Plaintext is a term used in cryptography that refers to a message before encryption or after decryption. That is, it is a message in a form that is easily readable by humans.
Encryption is the process of obscuring messages to make them unreadable in the absence special knowledge. It is usually done for secrecy, and typically for confidential communications. It can also be used for authentication (i.e., the process of confirming the identity of an individual or a transmission). Decryption is the opposite, i.e., the conversion of encrypted data into plaintext. Ciphertext is a message after encryption or before decryption.
Plaintext should not be confused with plain text. The latter refers to text consisting entirely of characters (e.g., those of an alphabet) that are used in some written human language, as contrasted with sequences of bits that do not represent human readable characters. Plaintext is written in plain text.
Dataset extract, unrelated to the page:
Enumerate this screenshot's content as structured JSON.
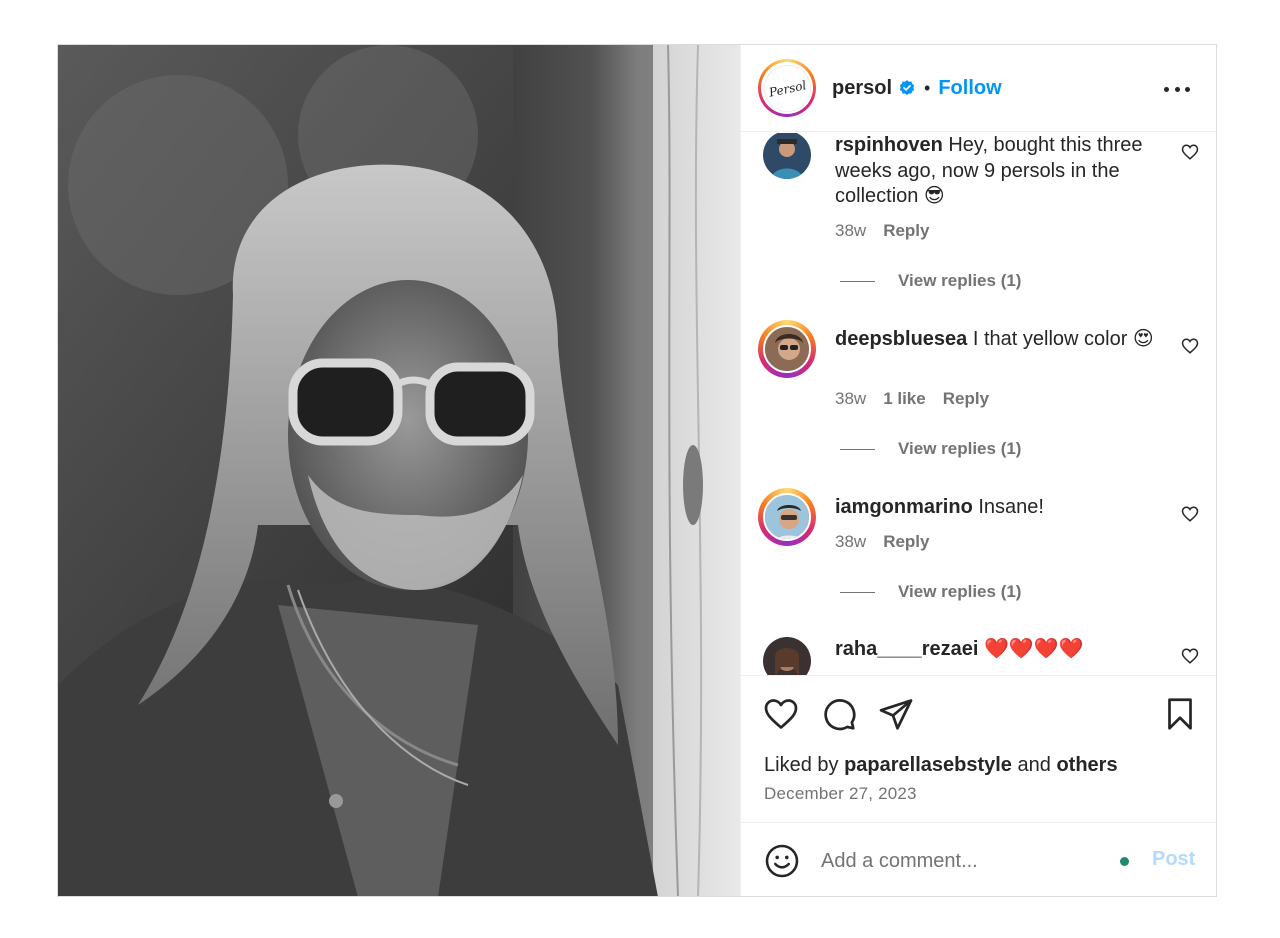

Plain text can consist of plaintext and/or ciphertext. Plaintext, because it consists of human-readable characters, is a type of plain text. Ciphertext can be written as plain text or in any other form.
Cleartext refers to a message or other data that is transferred or stored without cryptographic protection. Cleartext material can be in plain text form, or it can be stored in some binary file (i.e., non-plain text) format, such as those produced by word processing programs (e.g., OpenOffice or Microsoft Word).
Plaintext is encrypted into ciphertext using a cipher algorithm. An algorithm is a set of precise and unambiguous rules that specify how to solve some problem or perform some task. Examples of plaintext information that is usually encrypted prior to transmission over a network are financial transactions and diplomatic messages.
Created February 19, 2006.